What does digital civil society look like? It’s more than “networks,” I know that much. Digital civil society features some incredibly complex constellations of various types of actors working in cooperation, synchrony, and even independently of one another.
For example, the “constellation” (my term) of organizations, individuals, and loose networks that implemented the 2012 Rush Limbaugh boycott in support of Sandra Fluke (as described by Miranda Neubauer ofTechPresident):
ThinkProgress has beenkeeping a running tally ofwhich companies have not yet responded to protests, as well asreactions by targeted companies on Twitter, using Storify. As theHuffington Postnoted, Reddit usersbegan an effort to persuade Limbaugh advertisers to withdraw their ad dollars. In addition to severalFacebook pagesand the Twitter feed@StopRush,Left Action,Credo actionandSum of Usorganized petitions targeting his advertisers in general….Shoq, the pseudonymous liberal blogger, has created a spreadsheet in an attempt to list all the various anti-Limbaugh efforts.
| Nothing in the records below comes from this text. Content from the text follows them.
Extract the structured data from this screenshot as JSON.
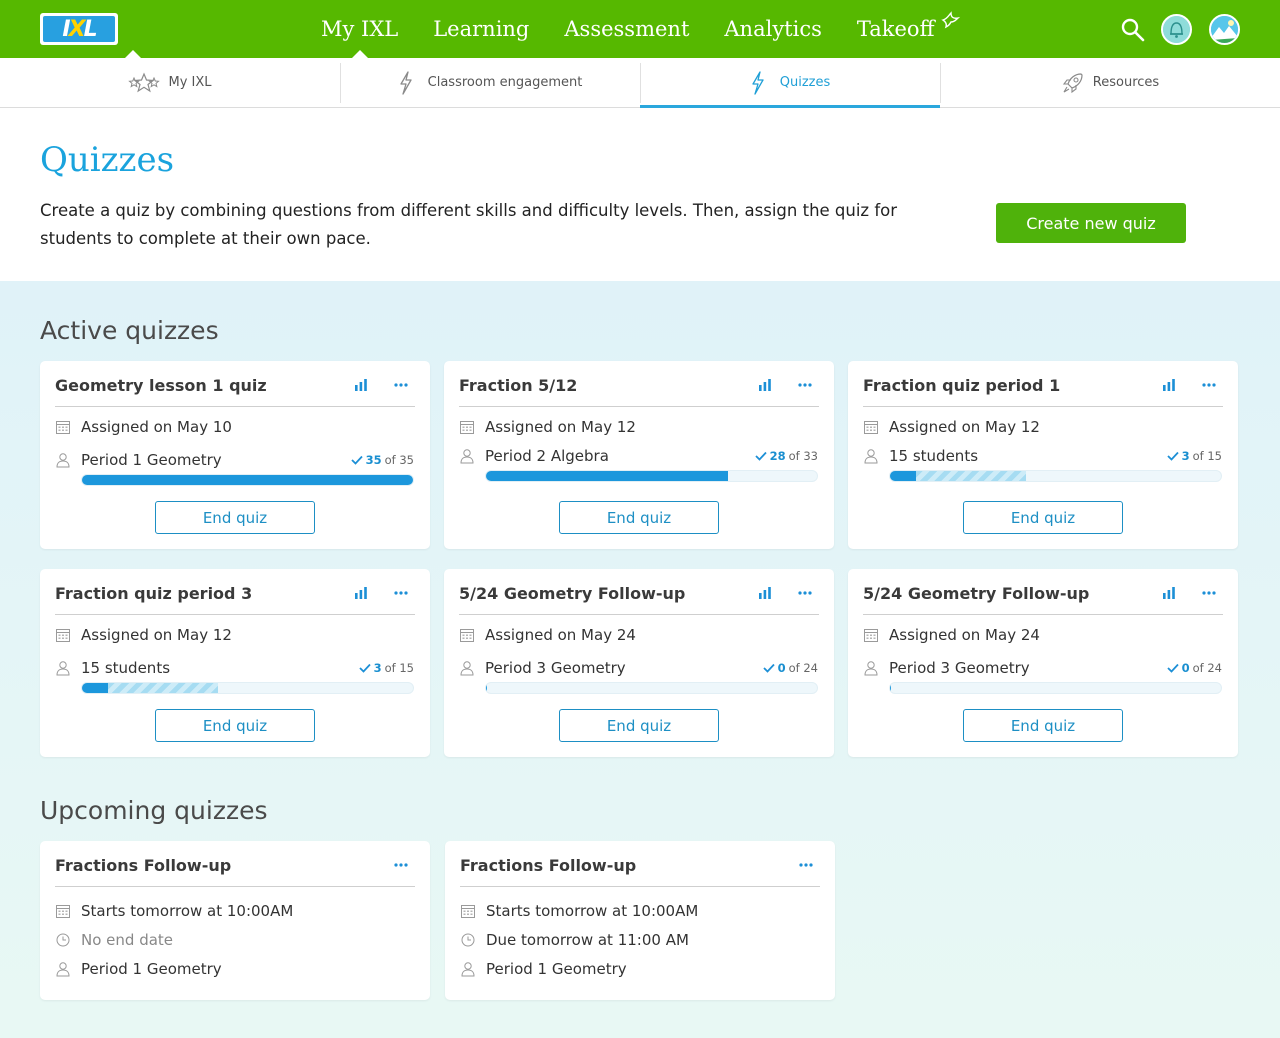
{
  "topnav": {
    "logo_text": "IXL",
    "items": [
      {
        "label": "My IXL",
        "active": true
      },
      {
        "label": "Learning"
      },
      {
        "label": "Assessment"
      },
      {
        "label": "Analytics"
      },
      {
        "label": "Takeoff"
      }
    ]
  },
  "subnav": {
    "items": [
      {
        "label": "My IXL",
        "icon": "stars-icon"
      },
      {
        "label": "Classroom engagement",
        "icon": "lightning-icon"
      },
      {
        "label": "Quizzes",
        "icon": "lightning-icon",
        "active": true
      },
      {
        "label": "Resources",
        "icon": "rocket-icon"
      }
    ]
  },
  "header": {
    "title": "Quizzes",
    "description": "Create a quiz by combining questions from different skills and difficulty levels. Then, assign the quiz for students to complete at their own pace.",
    "create_button": "Create new quiz"
  },
  "active": {
    "title": "Active quizzes",
    "cards": [
      {
        "title": "Geometry lesson 1 quiz",
        "assigned": "Assigned on May 10",
        "group": "Period 1 Geometry",
        "done": "35",
        "of": "of 35",
        "progress": 1.0,
        "partial": 0,
        "end_label": "End quiz"
      },
      {
        "title": "Fraction 5/12",
        "assigned": "Assigned on May 12",
        "group": "Period 2 Algebra",
        "done": "28",
        "of": "of 33",
        "progress": 0.73,
        "partial": 0,
        "end_label": "End quiz"
      },
      {
        "title": "Fraction quiz period 1",
        "assigned": "Assigned on May 12",
        "group": "15 students",
        "done": "3",
        "of": "of 15",
        "progress": 0.08,
        "partial": 0.41,
        "end_label": "End quiz"
      },
      {
        "title": "Fraction quiz period 3",
        "assigned": "Assigned on May 12",
        "group": "15 students",
        "done": "3",
        "of": "of 15",
        "progress": 0.08,
        "partial": 0.41,
        "end_label": "End quiz"
      },
      {
        "title": "5/24 Geometry Follow-up",
        "assigned": "Assigned on May 24",
        "group": "Period 3 Geometry",
        "done": "0",
        "of": "of 24",
        "progress": 0,
        "partial": 0,
        "end_label": "End quiz"
      },
      {
        "title": "5/24 Geometry Follow-up",
        "assigned": "Assigned on May 24",
        "group": "Period 3 Geometry",
        "done": "0",
        "of": "of 24",
        "progress": 0,
        "partial": 0,
        "end_label": "End quiz"
      }
    ]
  },
  "upcoming": {
    "title": "Upcoming quizzes",
    "cards": [
      {
        "title": "Fractions Follow-up",
        "starts": "Starts tomorrow at 10:00AM",
        "due": "No end date",
        "group": "Period 1 Geometry"
      },
      {
        "title": "Fractions Follow-up",
        "starts": "Starts tomorrow at 10:00AM",
        "due": "Due tomorrow at 11:00 AM",
        "group": "Period 1 Geometry"
      }
    ]
  },
  "colors": {
    "brand_green": "#56b800",
    "accent_blue": "#1aa3dd",
    "progress_blue": "#1c97dc"
  }
}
Seriously, how would you conceptualize that? Could you draw it? Would it be an animation with networks and individuals and organizations interacting, directing their actions at Limbaugh advertisers? I don’t know the answers to these questions, but this is the complexity we need to be able to describe (and explain!) if we are to understand civil society in the digital age.